This article documents the number of hours of help that seniors living in private households received from formal and/or informal sources in 1996.
Data are from Cycle 11 of the General Social Survey, conducted in 1996. This analysis focuses on 1,089 respondents aged 65 or older who, because of a long-term health problem, required assistance to remain in their homes and who indicated the source of assistance and the amount of help time received.
Analysis of variance, followed by Tukey's HSD test, was used to examine differences in help time received from each source. Medians are presented using an independent medians test. Linear regression was used to model associations between the amount of help time received from each source and certain characteristics.

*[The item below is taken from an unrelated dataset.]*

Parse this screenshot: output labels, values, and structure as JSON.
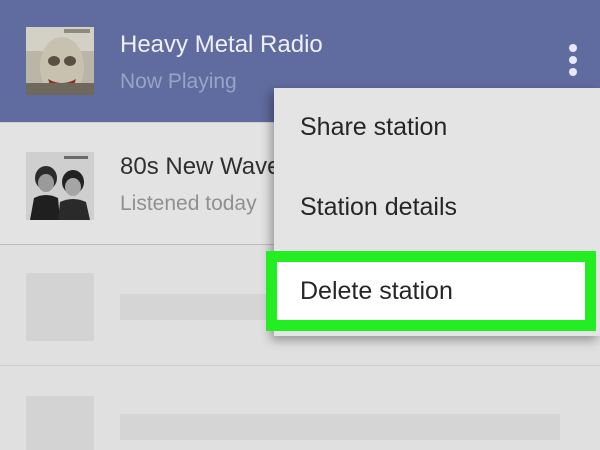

In 1996, dependent seniors living in the community received a median of 3 hours of help a week. Most of this assistance came from informal sources. Living arrangements and age were the major influences on hours received from informal sources. Having no surviving children and being disabled in terms of dexterity or mobility/flexibility were associated with increased hours of formal care. For those getting both types of help, increased hours from formal sources did not significantly reduce the hours received from informal sources.